Data records

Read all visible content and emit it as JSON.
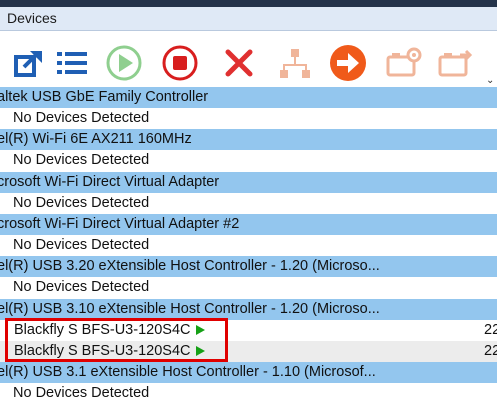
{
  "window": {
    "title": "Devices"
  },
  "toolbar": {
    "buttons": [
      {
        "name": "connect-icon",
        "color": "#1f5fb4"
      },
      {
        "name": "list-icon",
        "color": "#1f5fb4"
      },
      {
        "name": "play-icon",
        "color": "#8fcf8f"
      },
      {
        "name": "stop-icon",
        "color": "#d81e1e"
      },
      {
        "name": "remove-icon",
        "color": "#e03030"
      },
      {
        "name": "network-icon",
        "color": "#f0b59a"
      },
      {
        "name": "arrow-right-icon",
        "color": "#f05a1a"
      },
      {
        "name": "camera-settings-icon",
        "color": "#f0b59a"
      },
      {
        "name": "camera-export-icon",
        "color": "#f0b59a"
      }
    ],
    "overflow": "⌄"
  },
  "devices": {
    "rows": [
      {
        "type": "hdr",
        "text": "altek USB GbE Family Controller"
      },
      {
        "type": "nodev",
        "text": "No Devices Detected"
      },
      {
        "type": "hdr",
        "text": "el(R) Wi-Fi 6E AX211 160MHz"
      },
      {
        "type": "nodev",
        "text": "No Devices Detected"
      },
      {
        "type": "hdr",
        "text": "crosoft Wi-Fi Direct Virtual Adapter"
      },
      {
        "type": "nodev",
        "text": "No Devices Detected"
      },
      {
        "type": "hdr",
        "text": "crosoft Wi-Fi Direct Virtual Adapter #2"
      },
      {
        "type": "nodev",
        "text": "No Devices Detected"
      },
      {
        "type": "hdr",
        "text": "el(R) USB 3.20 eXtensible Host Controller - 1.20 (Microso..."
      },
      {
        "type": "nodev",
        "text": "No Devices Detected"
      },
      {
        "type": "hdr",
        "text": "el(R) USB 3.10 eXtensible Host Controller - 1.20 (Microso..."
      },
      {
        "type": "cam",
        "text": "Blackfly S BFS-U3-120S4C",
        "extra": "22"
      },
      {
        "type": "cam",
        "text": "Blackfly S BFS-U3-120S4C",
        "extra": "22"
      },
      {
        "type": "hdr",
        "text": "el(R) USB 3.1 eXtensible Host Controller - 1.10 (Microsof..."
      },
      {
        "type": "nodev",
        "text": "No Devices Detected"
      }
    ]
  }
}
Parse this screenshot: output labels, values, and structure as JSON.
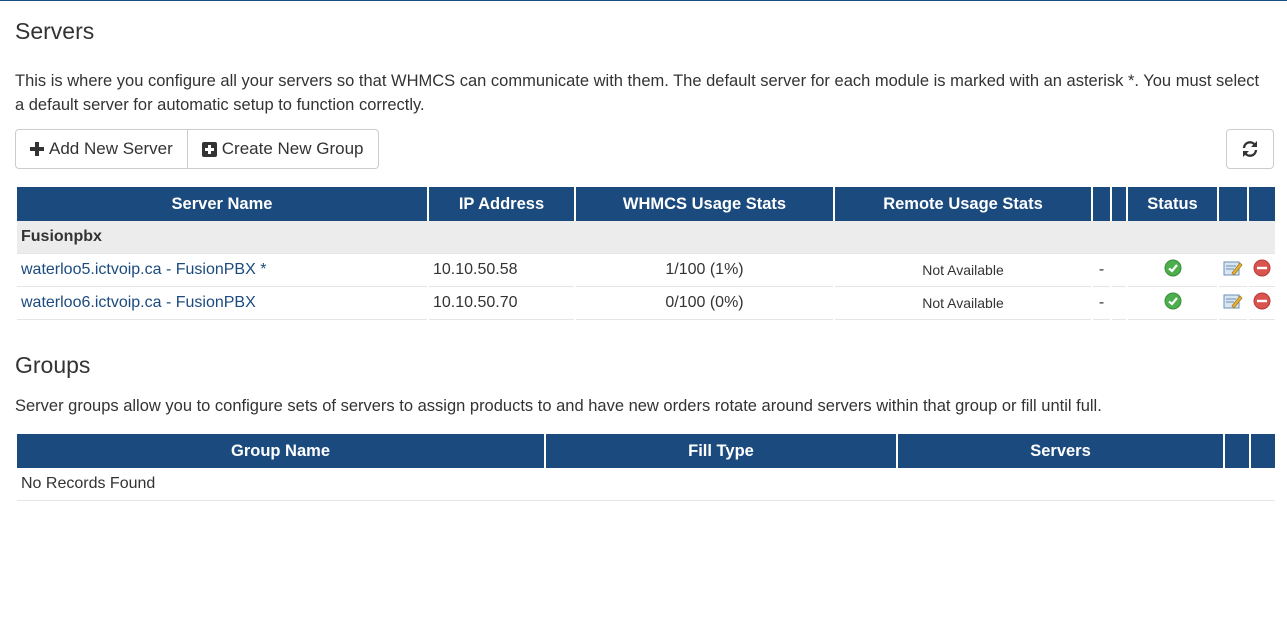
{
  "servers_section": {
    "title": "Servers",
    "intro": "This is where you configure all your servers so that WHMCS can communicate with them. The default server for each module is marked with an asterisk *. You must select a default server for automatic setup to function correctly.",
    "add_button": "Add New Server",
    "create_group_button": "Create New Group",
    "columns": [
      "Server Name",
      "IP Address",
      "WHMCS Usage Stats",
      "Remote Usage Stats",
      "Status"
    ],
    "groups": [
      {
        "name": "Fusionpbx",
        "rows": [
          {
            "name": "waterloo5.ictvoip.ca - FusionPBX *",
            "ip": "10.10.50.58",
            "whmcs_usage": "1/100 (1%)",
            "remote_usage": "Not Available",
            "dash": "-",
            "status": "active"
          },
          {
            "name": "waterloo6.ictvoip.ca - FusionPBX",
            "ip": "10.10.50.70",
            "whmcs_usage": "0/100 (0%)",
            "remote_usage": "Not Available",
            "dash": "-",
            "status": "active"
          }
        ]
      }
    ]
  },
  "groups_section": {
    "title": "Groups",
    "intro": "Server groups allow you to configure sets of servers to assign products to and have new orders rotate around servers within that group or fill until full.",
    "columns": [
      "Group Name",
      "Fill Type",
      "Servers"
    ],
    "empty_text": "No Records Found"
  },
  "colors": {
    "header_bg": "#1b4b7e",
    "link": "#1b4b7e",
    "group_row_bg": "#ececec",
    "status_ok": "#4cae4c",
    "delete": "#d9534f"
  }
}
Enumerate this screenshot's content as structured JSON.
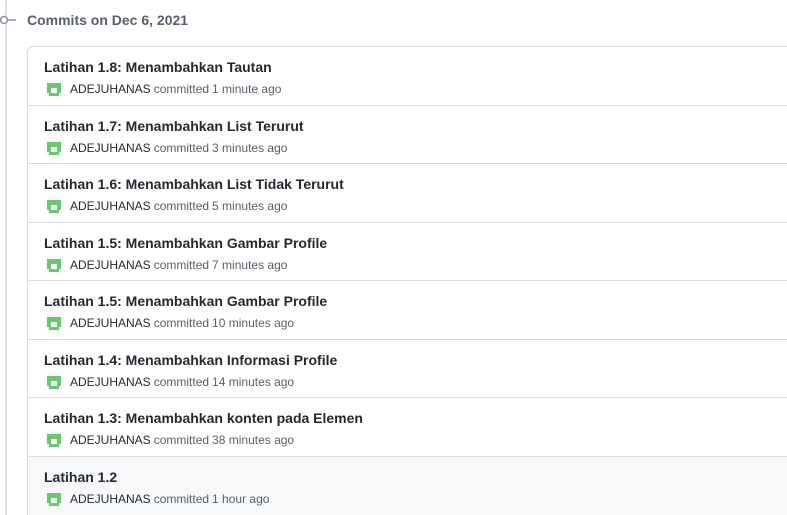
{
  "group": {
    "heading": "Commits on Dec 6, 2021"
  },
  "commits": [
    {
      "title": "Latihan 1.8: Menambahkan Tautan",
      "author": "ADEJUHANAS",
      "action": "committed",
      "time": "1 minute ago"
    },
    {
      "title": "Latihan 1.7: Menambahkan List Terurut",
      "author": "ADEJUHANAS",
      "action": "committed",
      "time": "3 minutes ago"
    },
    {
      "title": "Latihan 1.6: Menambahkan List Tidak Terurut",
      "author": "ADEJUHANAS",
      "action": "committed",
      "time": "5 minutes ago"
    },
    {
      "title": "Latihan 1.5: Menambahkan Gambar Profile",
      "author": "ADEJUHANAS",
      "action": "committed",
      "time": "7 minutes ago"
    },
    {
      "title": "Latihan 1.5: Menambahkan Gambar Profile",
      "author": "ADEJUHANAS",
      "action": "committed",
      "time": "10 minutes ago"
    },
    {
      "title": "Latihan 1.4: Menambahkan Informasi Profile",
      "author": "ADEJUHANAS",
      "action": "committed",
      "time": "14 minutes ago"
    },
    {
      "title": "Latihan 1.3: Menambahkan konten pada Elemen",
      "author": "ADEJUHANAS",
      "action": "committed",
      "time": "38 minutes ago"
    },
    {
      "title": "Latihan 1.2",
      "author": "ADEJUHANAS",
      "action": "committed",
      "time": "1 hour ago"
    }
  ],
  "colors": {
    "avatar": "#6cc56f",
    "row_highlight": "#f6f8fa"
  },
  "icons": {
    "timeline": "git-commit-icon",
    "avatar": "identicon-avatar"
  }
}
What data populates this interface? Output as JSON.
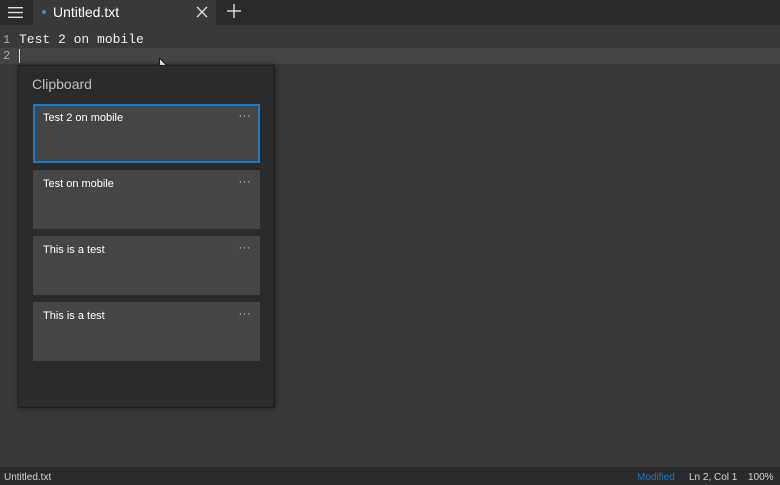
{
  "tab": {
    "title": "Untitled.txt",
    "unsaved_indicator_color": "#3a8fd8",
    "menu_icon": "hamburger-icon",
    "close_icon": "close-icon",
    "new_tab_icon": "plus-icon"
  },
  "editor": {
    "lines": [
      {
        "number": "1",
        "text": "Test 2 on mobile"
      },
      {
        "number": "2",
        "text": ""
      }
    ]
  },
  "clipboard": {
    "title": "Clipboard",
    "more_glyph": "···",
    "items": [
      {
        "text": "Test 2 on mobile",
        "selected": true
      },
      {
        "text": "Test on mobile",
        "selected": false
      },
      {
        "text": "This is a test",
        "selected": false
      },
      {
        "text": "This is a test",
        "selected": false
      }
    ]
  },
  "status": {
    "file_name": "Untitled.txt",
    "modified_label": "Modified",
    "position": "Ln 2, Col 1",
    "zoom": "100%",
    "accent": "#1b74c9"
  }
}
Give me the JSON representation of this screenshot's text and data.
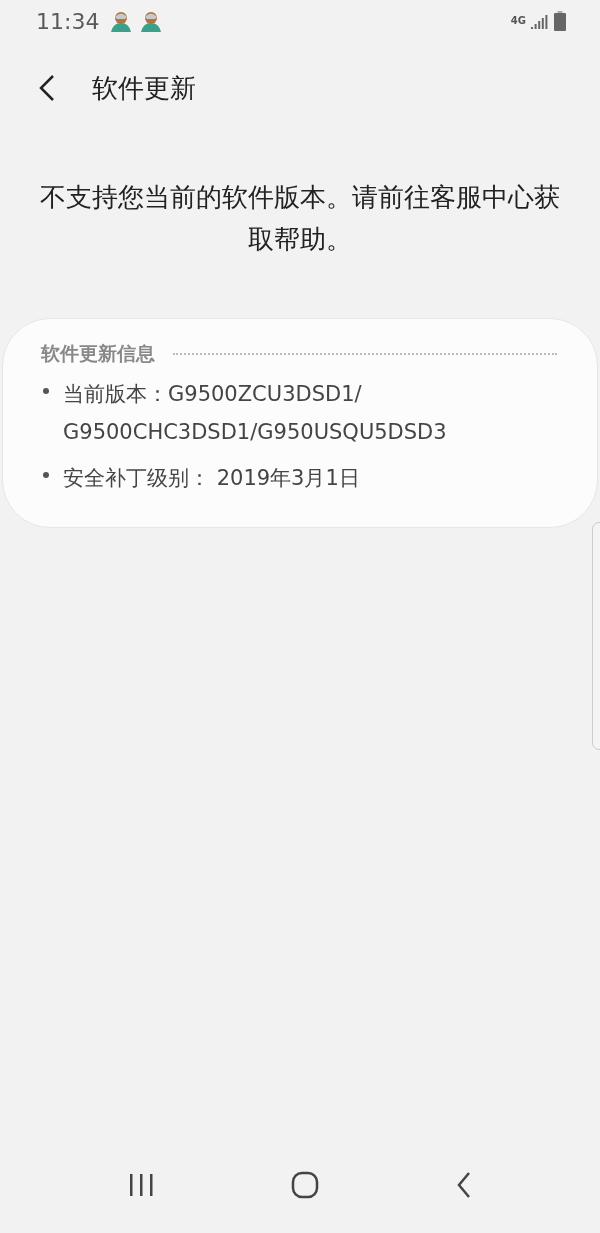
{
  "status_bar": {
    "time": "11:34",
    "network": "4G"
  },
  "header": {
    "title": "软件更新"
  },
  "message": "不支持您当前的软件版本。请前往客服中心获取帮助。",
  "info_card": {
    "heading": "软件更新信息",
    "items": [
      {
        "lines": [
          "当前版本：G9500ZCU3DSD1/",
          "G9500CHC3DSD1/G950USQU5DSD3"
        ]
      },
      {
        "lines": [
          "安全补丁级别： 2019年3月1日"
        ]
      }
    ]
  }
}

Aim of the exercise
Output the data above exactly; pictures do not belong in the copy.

Expected answer
Read all visible content and emit it as JSON.
{
  "window": {
    "title": "Devices"
  },
  "toolbar": {
    "buttons": [
      {
        "name": "connect-icon",
        "color": "#1f5fb4"
      },
      {
        "name": "list-icon",
        "color": "#1f5fb4"
      },
      {
        "name": "play-icon",
        "color": "#8fcf8f"
      },
      {
        "name": "stop-icon",
        "color": "#d81e1e"
      },
      {
        "name": "remove-icon",
        "color": "#e03030"
      },
      {
        "name": "network-icon",
        "color": "#f0b59a"
      },
      {
        "name": "arrow-right-icon",
        "color": "#f05a1a"
      },
      {
        "name": "camera-settings-icon",
        "color": "#f0b59a"
      },
      {
        "name": "camera-export-icon",
        "color": "#f0b59a"
      }
    ],
    "overflow": "⌄"
  },
  "devices": {
    "rows": [
      {
        "type": "hdr",
        "text": "altek USB GbE Family Controller"
      },
      {
        "type": "nodev",
        "text": "No Devices Detected"
      },
      {
        "type": "hdr",
        "text": "el(R) Wi-Fi 6E AX211 160MHz"
      },
      {
        "type": "nodev",
        "text": "No Devices Detected"
      },
      {
        "type": "hdr",
        "text": "crosoft Wi-Fi Direct Virtual Adapter"
      },
      {
        "type": "nodev",
        "text": "No Devices Detected"
      },
      {
        "type": "hdr",
        "text": "crosoft Wi-Fi Direct Virtual Adapter #2"
      },
      {
        "type": "nodev",
        "text": "No Devices Detected"
      },
      {
        "type": "hdr",
        "text": "el(R) USB 3.20 eXtensible Host Controller - 1.20 (Microso..."
      },
      {
        "type": "nodev",
        "text": "No Devices Detected"
      },
      {
        "type": "hdr",
        "text": "el(R) USB 3.10 eXtensible Host Controller - 1.20 (Microso..."
      },
      {
        "type": "cam",
        "text": "Blackfly S BFS-U3-120S4C",
        "extra": "22"
      },
      {
        "type": "cam",
        "text": "Blackfly S BFS-U3-120S4C",
        "extra": "22"
      },
      {
        "type": "hdr",
        "text": "el(R) USB 3.1 eXtensible Host Controller - 1.10 (Microsof..."
      },
      {
        "type": "nodev",
        "text": "No Devices Detected"
      }
    ]
  }
}
Parse this screenshot: output labels, values, and structure as JSON.
{
  "servers_section": {
    "title": "Servers",
    "intro": "This is where you configure all your servers so that WHMCS can communicate with them. The default server for each module is marked with an asterisk *. You must select a default server for automatic setup to function correctly.",
    "add_button": "Add New Server",
    "create_group_button": "Create New Group",
    "columns": [
      "Server Name",
      "IP Address",
      "WHMCS Usage Stats",
      "Remote Usage Stats",
      "Status"
    ],
    "groups": [
      {
        "name": "Fusionpbx",
        "rows": [
          {
            "name": "waterloo5.ictvoip.ca - FusionPBX *",
            "ip": "10.10.50.58",
            "whmcs_usage": "1/100 (1%)",
            "remote_usage": "Not Available",
            "dash": "-",
            "status": "active"
          },
          {
            "name": "waterloo6.ictvoip.ca - FusionPBX",
            "ip": "10.10.50.70",
            "whmcs_usage": "0/100 (0%)",
            "remote_usage": "Not Available",
            "dash": "-",
            "status": "active"
          }
        ]
      }
    ]
  },
  "groups_section": {
    "title": "Groups",
    "intro": "Server groups allow you to configure sets of servers to assign products to and have new orders rotate around servers within that group or fill until full.",
    "columns": [
      "Group Name",
      "Fill Type",
      "Servers"
    ],
    "empty_text": "No Records Found"
  },
  "colors": {
    "header_bg": "#1b4b7e",
    "link": "#1b4b7e",
    "group_row_bg": "#ececec",
    "status_ok": "#4cae4c",
    "delete": "#d9534f"
  }
}
Enumerate this screenshot's content as structured JSON.
{
  "group": {
    "heading": "Commits on Dec 6, 2021"
  },
  "commits": [
    {
      "title": "Latihan 1.8: Menambahkan Tautan",
      "author": "ADEJUHANAS",
      "action": "committed",
      "time": "1 minute ago"
    },
    {
      "title": "Latihan 1.7: Menambahkan List Terurut",
      "author": "ADEJUHANAS",
      "action": "committed",
      "time": "3 minutes ago"
    },
    {
      "title": "Latihan 1.6: Menambahkan List Tidak Terurut",
      "author": "ADEJUHANAS",
      "action": "committed",
      "time": "5 minutes ago"
    },
    {
      "title": "Latihan 1.5: Menambahkan Gambar Profile",
      "author": "ADEJUHANAS",
      "action": "committed",
      "time": "7 minutes ago"
    },
    {
      "title": "Latihan 1.5: Menambahkan Gambar Profile",
      "author": "ADEJUHANAS",
      "action": "committed",
      "time": "10 minutes ago"
    },
    {
      "title": "Latihan 1.4: Menambahkan Informasi Profile",
      "author": "ADEJUHANAS",
      "action": "committed",
      "time": "14 minutes ago"
    },
    {
      "title": "Latihan 1.3: Menambahkan konten pada Elemen",
      "author": "ADEJUHANAS",
      "action": "committed",
      "time": "38 minutes ago"
    },
    {
      "title": "Latihan 1.2",
      "author": "ADEJUHANAS",
      "action": "committed",
      "time": "1 hour ago"
    }
  ],
  "colors": {
    "avatar": "#6cc56f",
    "row_highlight": "#f6f8fa"
  },
  "icons": {
    "timeline": "git-commit-icon",
    "avatar": "identicon-avatar"
  }
}
What data populates this interface? Output as JSON.
{
  "tab": {
    "title": "Untitled.txt",
    "unsaved_indicator_color": "#3a8fd8",
    "menu_icon": "hamburger-icon",
    "close_icon": "close-icon",
    "new_tab_icon": "plus-icon"
  },
  "editor": {
    "lines": [
      {
        "number": "1",
        "text": "Test 2 on mobile"
      },
      {
        "number": "2",
        "text": ""
      }
    ]
  },
  "clipboard": {
    "title": "Clipboard",
    "more_glyph": "···",
    "items": [
      {
        "text": "Test 2 on mobile",
        "selected": true
      },
      {
        "text": "Test on mobile",
        "selected": false
      },
      {
        "text": "This is a test",
        "selected": false
      },
      {
        "text": "This is a test",
        "selected": false
      }
    ]
  },
  "status": {
    "file_name": "Untitled.txt",
    "modified_label": "Modified",
    "position": "Ln 2, Col 1",
    "zoom": "100%",
    "accent": "#1b74c9"
  }
}
Give me the JSON representation of this screenshot's text and data.
{
  "status_bar": {
    "time": "11:34",
    "network": "4G"
  },
  "header": {
    "title": "软件更新"
  },
  "message": "不支持您当前的软件版本。请前往客服中心获取帮助。",
  "info_card": {
    "heading": "软件更新信息",
    "items": [
      {
        "lines": [
          "当前版本：G9500ZCU3DSD1/",
          "G9500CHC3DSD1/G950USQU5DSD3"
        ]
      },
      {
        "lines": [
          "安全补丁级别： 2019年3月1日"
        ]
      }
    ]
  }
}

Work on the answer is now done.